2.  Gold is a physical product that cannot be manipulated easily, since the marginal cost of production per ounce ranges between $500 and $1,000.

3.  Gold is highly durable and reusable, such that the total supply continuously increases.

4.  Gold possesses economic diversity:  this includes investment, both industrial and financial, and consumption (i.e., 10% industrial, 40% financial, 50% consumption).

5.  Gold serves as a historic medium of exchange.

6.  Annual production of gold increases total supply by approximately 2% per annum.

Some believe the supply of gold may be inadequate to support future economic activity.  This may not be the case for the following reasons:
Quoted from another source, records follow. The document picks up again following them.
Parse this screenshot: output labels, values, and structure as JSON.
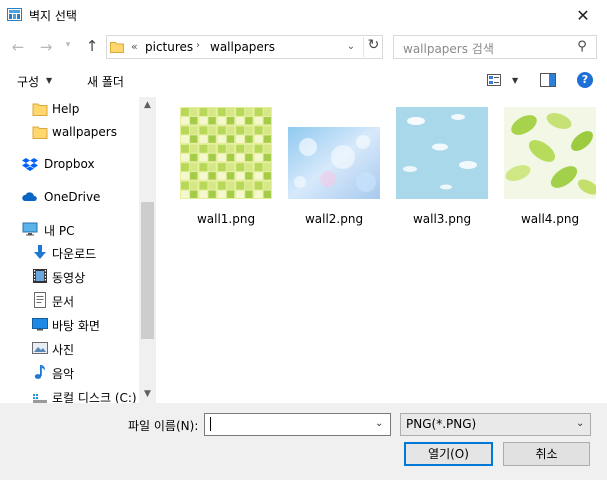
{
  "window": {
    "title": "벽지 선택"
  },
  "address": {
    "overflow": "«",
    "crumbs": [
      "pictures",
      "wallpapers"
    ],
    "search_placeholder": "wallpapers 검색"
  },
  "toolbar": {
    "organize_label": "구성",
    "new_folder_label": "새 폴더"
  },
  "nav": {
    "items": [
      {
        "label": "Help",
        "icon": "folder-icon"
      },
      {
        "label": "wallpapers",
        "icon": "folder-icon"
      },
      {
        "label": "Dropbox",
        "icon": "dropbox-icon"
      },
      {
        "label": "OneDrive",
        "icon": "onedrive-icon"
      },
      {
        "label": "내 PC",
        "icon": "pc-icon"
      },
      {
        "label": "다운로드",
        "icon": "download-icon"
      },
      {
        "label": "동영상",
        "icon": "video-icon"
      },
      {
        "label": "문서",
        "icon": "document-icon"
      },
      {
        "label": "바탕 화면",
        "icon": "desktop-icon"
      },
      {
        "label": "사진",
        "icon": "pictures-icon"
      },
      {
        "label": "음악",
        "icon": "music-icon"
      },
      {
        "label": "로컬 디스크 (C:)",
        "icon": "disk-icon"
      }
    ]
  },
  "files": [
    {
      "name": "wall1.png",
      "preview": "green-checker"
    },
    {
      "name": "wall2.png",
      "preview": "blue-bokeh"
    },
    {
      "name": "wall3.png",
      "preview": "sky-clouds"
    },
    {
      "name": "wall4.png",
      "preview": "green-leaves"
    }
  ],
  "bottom": {
    "filename_label": "파일 이름(N):",
    "filename_value": "",
    "filter_value": "PNG(*.PNG)",
    "open_label": "열기(O)",
    "cancel_label": "취소"
  },
  "colors": {
    "accent": "#0078d7",
    "help": "#1e6fd6",
    "folder": "#ffd76e"
  }
}
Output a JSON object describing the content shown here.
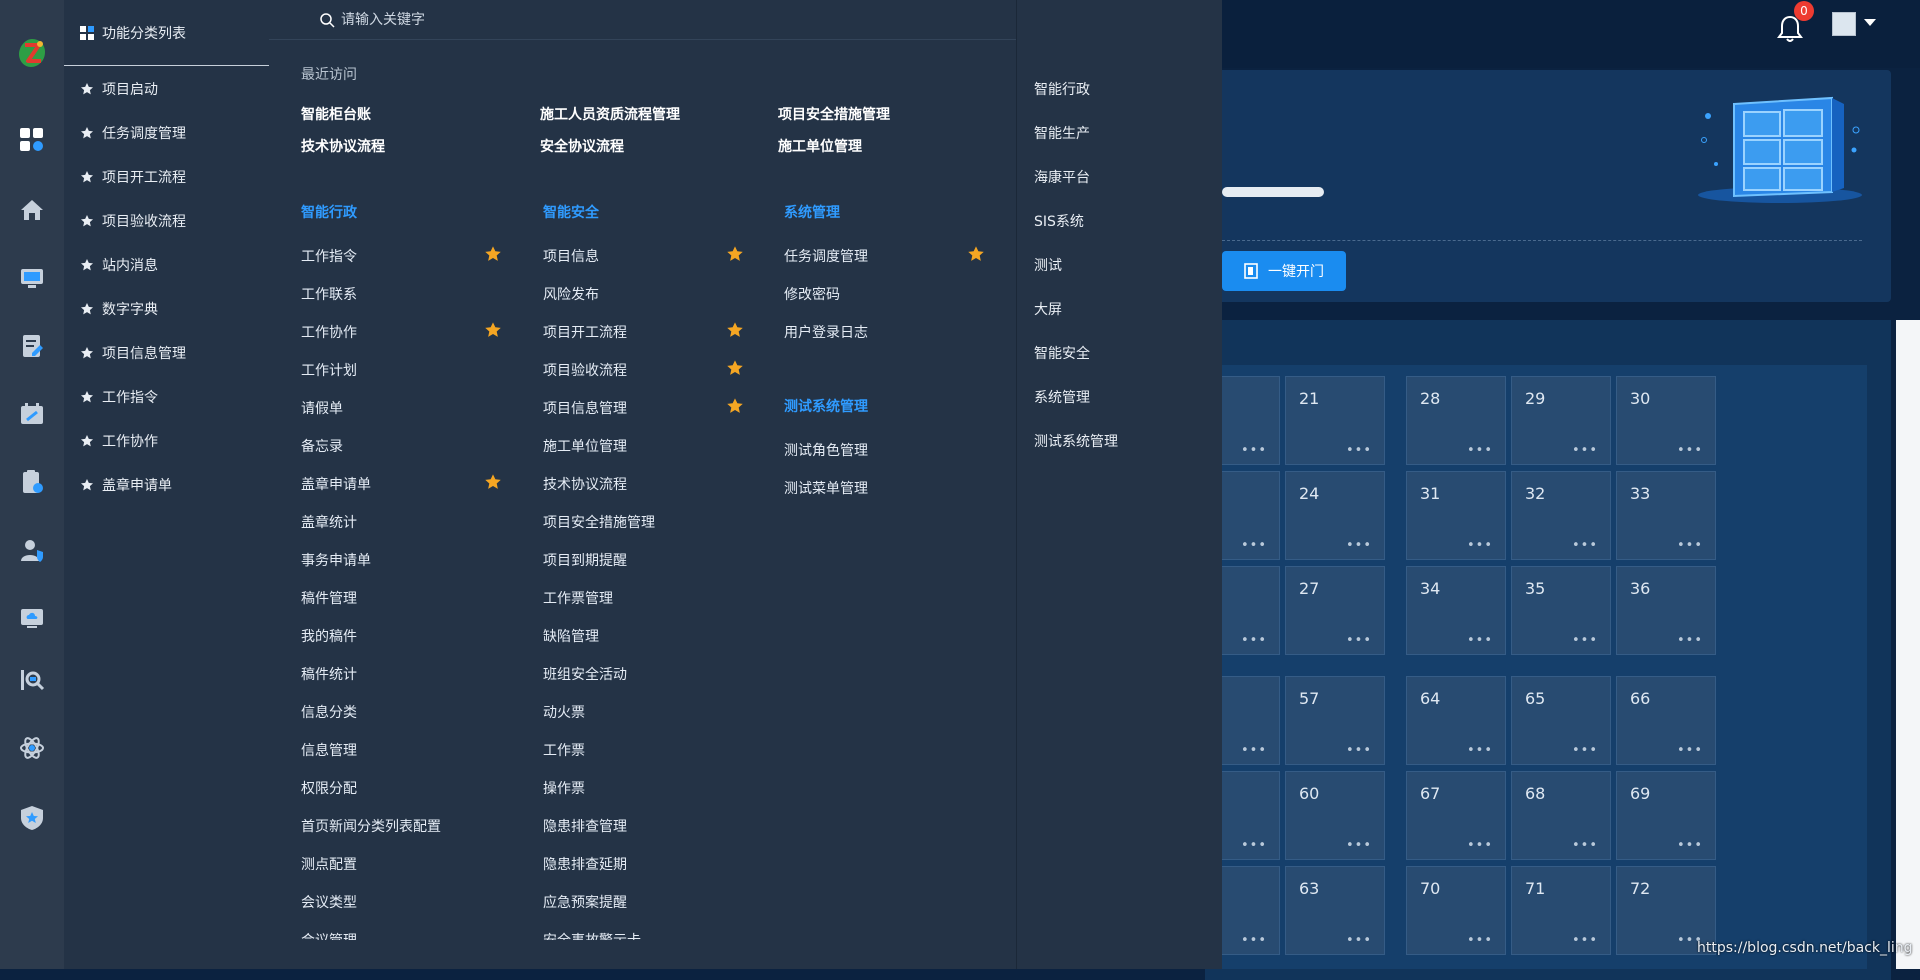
{
  "header": {
    "notification_count": "0"
  },
  "dashboard": {
    "open_door_label": "一键开门",
    "tiles": [
      {
        "label": "21"
      },
      {
        "label": "28"
      },
      {
        "label": "29"
      },
      {
        "label": "30"
      },
      {
        "label": "24"
      },
      {
        "label": "31"
      },
      {
        "label": "32"
      },
      {
        "label": "33"
      },
      {
        "label": "27"
      },
      {
        "label": "34"
      },
      {
        "label": "35"
      },
      {
        "label": "36"
      },
      {
        "label": "57"
      },
      {
        "label": "64"
      },
      {
        "label": "65"
      },
      {
        "label": "66"
      },
      {
        "label": "60"
      },
      {
        "label": "67"
      },
      {
        "label": "68"
      },
      {
        "label": "69"
      },
      {
        "label": "63"
      },
      {
        "label": "70"
      },
      {
        "label": "71"
      },
      {
        "label": "72"
      }
    ],
    "tile_more": "•••",
    "watermark": "https://blog.csdn.net/back_ling"
  },
  "favorites": {
    "title": "功能分类列表",
    "items": [
      {
        "label": "项目启动"
      },
      {
        "label": "任务调度管理"
      },
      {
        "label": "项目开工流程"
      },
      {
        "label": "项目验收流程"
      },
      {
        "label": "站内消息"
      },
      {
        "label": "数字字典"
      },
      {
        "label": "项目信息管理"
      },
      {
        "label": "工作指令"
      },
      {
        "label": "工作协作"
      },
      {
        "label": "盖章申请单"
      }
    ]
  },
  "menu": {
    "search_placeholder": "请输入关键字",
    "recent_title": "最近访问",
    "recent": [
      {
        "label": "智能柜台账"
      },
      {
        "label": "施工人员资质流程管理"
      },
      {
        "label": "项目安全措施管理"
      },
      {
        "label": "技术协议流程"
      },
      {
        "label": "安全协议流程"
      },
      {
        "label": "施工单位管理"
      }
    ],
    "columns": [
      {
        "title": "智能行政",
        "items": [
          {
            "label": "工作指令",
            "starred": true
          },
          {
            "label": "工作联系",
            "starred": false
          },
          {
            "label": "工作协作",
            "starred": true
          },
          {
            "label": "工作计划",
            "starred": false
          },
          {
            "label": "请假单",
            "starred": false
          },
          {
            "label": "备忘录",
            "starred": false
          },
          {
            "label": "盖章申请单",
            "starred": true
          },
          {
            "label": "盖章统计",
            "starred": false
          },
          {
            "label": "事务申请单",
            "starred": false
          },
          {
            "label": "稿件管理",
            "starred": false
          },
          {
            "label": "我的稿件",
            "starred": false
          },
          {
            "label": "稿件统计",
            "starred": false
          },
          {
            "label": "信息分类",
            "starred": false
          },
          {
            "label": "信息管理",
            "starred": false
          },
          {
            "label": "权限分配",
            "starred": false
          },
          {
            "label": "首页新闻分类列表配置",
            "starred": false
          },
          {
            "label": "测点配置",
            "starred": false
          },
          {
            "label": "会议类型",
            "starred": false
          },
          {
            "label": "会议管理",
            "starred": false
          }
        ]
      },
      {
        "title": "智能安全",
        "items": [
          {
            "label": "项目信息",
            "starred": true
          },
          {
            "label": "风险发布",
            "starred": false
          },
          {
            "label": "项目开工流程",
            "starred": true
          },
          {
            "label": "项目验收流程",
            "starred": true
          },
          {
            "label": "项目信息管理",
            "starred": true
          },
          {
            "label": "施工单位管理",
            "starred": false
          },
          {
            "label": "技术协议流程",
            "starred": false
          },
          {
            "label": "项目安全措施管理",
            "starred": false
          },
          {
            "label": "项目到期提醒",
            "starred": false
          },
          {
            "label": "工作票管理",
            "starred": false
          },
          {
            "label": "缺陷管理",
            "starred": false
          },
          {
            "label": "班组安全活动",
            "starred": false
          },
          {
            "label": "动火票",
            "starred": false
          },
          {
            "label": "工作票",
            "starred": false
          },
          {
            "label": "操作票",
            "starred": false
          },
          {
            "label": "隐患排查管理",
            "starred": false
          },
          {
            "label": "隐患排查延期",
            "starred": false
          },
          {
            "label": "应急预案提醒",
            "starred": false
          },
          {
            "label": "安全事故警示卡",
            "starred": false
          }
        ]
      },
      {
        "title": "系统管理",
        "items": [
          {
            "label": "任务调度管理",
            "starred": true
          },
          {
            "label": "修改密码",
            "starred": false
          },
          {
            "label": "用户登录日志",
            "starred": false
          }
        ],
        "sub_title": "测试系统管理",
        "sub_items": [
          {
            "label": "测试角色管理"
          },
          {
            "label": "测试菜单管理"
          }
        ]
      }
    ]
  },
  "category_nav": {
    "items": [
      {
        "label": "智能行政"
      },
      {
        "label": "智能生产"
      },
      {
        "label": "海康平台"
      },
      {
        "label": "SIS系统"
      },
      {
        "label": "测试"
      },
      {
        "label": "大屏"
      },
      {
        "label": "智能安全"
      },
      {
        "label": "系统管理"
      },
      {
        "label": "测试系统管理"
      }
    ]
  },
  "rail_icons": [
    "dashboard-grid-icon",
    "home-icon",
    "monitor-icon",
    "document-edit-icon",
    "calendar-tools-icon",
    "clipboard-settings-icon",
    "user-shield-icon",
    "cloud-screen-icon",
    "data-search-icon",
    "atom-icon",
    "shield-star-icon"
  ],
  "colors": {
    "accent": "#2f9bff",
    "star": "#f5a623",
    "panel": "#243346",
    "rail": "#2d3b4d",
    "badge": "#ee3b31",
    "primary_button": "#1a8cf0"
  }
}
1.  According to the World Gold Council, known supplies will maintain this rate for the next 25-50 years

2.  Future technological innovations may increase gold supplies.

3.  Should future supplies wane, lower capital reserves provide a better stabilizing force than fiat currencies.

4.  Given a constant supply, price appreciation will protect purchase power parity.

If additional capital reserves are needed, other tangible assets with similar properties can be incorporated..

At this time, gold seems to be the most effective candidate based on its economic diversification.  Silver would be a likely addition in the future.

The demand for gold has been increasing significantly.  Currently, there are significant public and private financial resources available to satisfy this increase in gold demand.  These resources include sovereign currency reserves of nearly $12 trillion and private financial assets of $200 trillion.  Investment in gold represents only 0.2% (2/10ths of 1%) of private financial assets and 10% of sovereign currency reserves.

Future portfolio allocations that provide greater weight in gold seem very likely.  Recently, many governments have made large gold acquisitions, especially China.

The global market value of gold is approximately $8.5 trillion and the global narrow money supply totals approximately $26 trillion.

A stable currency regime using gold as a reserve asset can be achieved if the total value of gold approximates the total value of the narrow money supply.  This implies a three-fold increase in the value of gold, from $8.5 trillion to $26 trillion. Therefore, I anticipate a three-fold increase in the unit price of gold in the future.  Deteriorating global economic conditions, including the Eurozone and elsewhere, place greater pressure on achieving this equilibrium more rapidly.

A decade or two is a plausible and realistic time frame for this to occur.  During this time, I expect the price of gold to reach $4,000 per ounce.

The lack of confidence in undercapitalized fiat currencies is accelerating at a rapid pace.   Stable, long term economic prosperity is predicated on a different global reserve currency.

In my view, gold represents the most likely candidate as the next reserve currency.

Copyright 2012 Barry Elias.  All rights reserved.